Shanan Dhaka, 19, comes from a family that has served in the Armed Forces for three generations. Getting the opportunity to become a part of the first batch of girl cadets in National Defence Academy (NDA), Shanan decided to follow in her family’s footsteps. In the NDA merit list, Shanan has got All India Rank (AIR) overall of 10 while she is AIR 1 among girls.
Her zeal to work in her best capacity for the nation’s well-being is echoed by Divyanshi Singh, 19, AIR 40 (overall) and AIR 5 (girls) as well as Kanishka Gupta, 17, AIR 157 (overall) and AIR 17 (girls). The girls are currently awaiting the final word on their acceptance from NDA.
Explaining the numbers, Shishir Dixit, managing director, Centurion Defence Academy, Lucknow, says, “This year, NDA has 419 seats, of which 400 are for boys and 19 are for girls.

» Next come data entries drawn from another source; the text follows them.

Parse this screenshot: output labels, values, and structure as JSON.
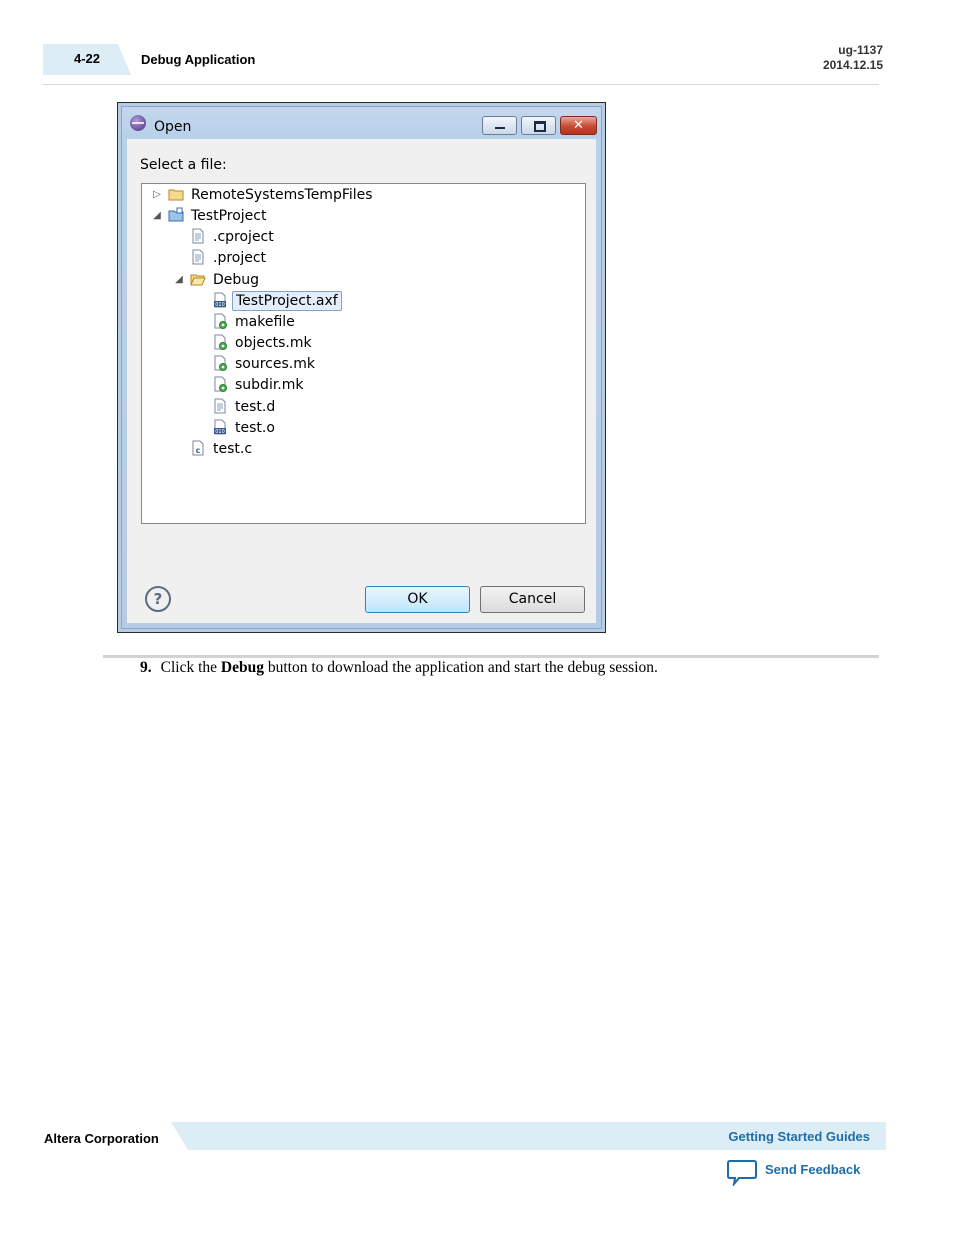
{
  "header": {
    "page_number": "4-22",
    "section_title": "Debug Application",
    "doc_id": "ug-1137",
    "date": "2014.12.15"
  },
  "dialog": {
    "title": "Open",
    "prompt": "Select a file:",
    "tree": [
      {
        "label": "RemoteSystemsTempFiles",
        "icon": "folder-icon",
        "expander": "collapsed"
      },
      {
        "label": "TestProject",
        "icon": "project-folder-icon",
        "expander": "expanded"
      },
      {
        "label": ".cproject",
        "icon": "text-file-icon"
      },
      {
        "label": ".project",
        "icon": "text-file-icon"
      },
      {
        "label": "Debug",
        "icon": "open-folder-icon",
        "expander": "expanded"
      },
      {
        "label": "TestProject.axf",
        "icon": "binary-file-icon",
        "selected": true
      },
      {
        "label": "makefile",
        "icon": "make-file-icon"
      },
      {
        "label": "objects.mk",
        "icon": "make-file-icon"
      },
      {
        "label": "sources.mk",
        "icon": "make-file-icon"
      },
      {
        "label": "subdir.mk",
        "icon": "make-file-icon"
      },
      {
        "label": "test.d",
        "icon": "text-file-icon"
      },
      {
        "label": "test.o",
        "icon": "binary-file-icon"
      },
      {
        "label": "test.c",
        "icon": "c-file-icon"
      }
    ],
    "help": "?",
    "close_glyph": "✕",
    "ok_label": "OK",
    "cancel_label": "Cancel"
  },
  "step": {
    "number": "9.",
    "before": "Click the ",
    "bold": "Debug",
    "after": " button to download the application and start the debug session."
  },
  "footer": {
    "company": "Altera Corporation",
    "guides_link": "Getting Started Guides",
    "feedback_link": "Send Feedback"
  }
}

The final merit list features 462 names, including 411 boys and 51 girls. The medical tests for all cadets have been done and the final shortlisted candidates will receive their joining letters from NDA subject to their medical fitness and merit order soon.”
Prepared for everything
Dismissing skepticism about the mental and physical strength of women to endure the tough life at NDA, Shanan says, “I may not be traditionally physically fit right now, but I am prepared to face the NDA training requirements.” Observing the lives of her grandfather (retired subedar), father (retired havildar) and sister (student of MNS), has prepared her.
Divyanshi, hailing from an Army family from a small town in Bihar, says, “There is no point in getting anxious by anticipating the situations. The fact that we are in the merit list proves our ability and right to be a part of the Armed Forces.” Her father is a serving senior non-commissioned officer (SNCO) in the Indian Air Force.
Jhansi girl Kanishka is a XII appearing student who comes from a small business family and would be the first one to join the Armed Forces. “I have opted to become part of the Army because this is an unfamiliar path for girls,” she says.
- My mantra is ‘Yeh dil maange more’ and aim is to become the first female General of the Army – Shanan Dhaka, AIR 10
- Initially, I was not physically very fit, but my experience as a kabaddi player has helped me prepare -Divyanshi Singh, AIR 40
- Disbelief in girls’ mental and physical ability to be a part of the Armed Forces is unfounded as we are prepared to face any roadblocks and challenges thrown our way – Kanishka Gupta, AIR 157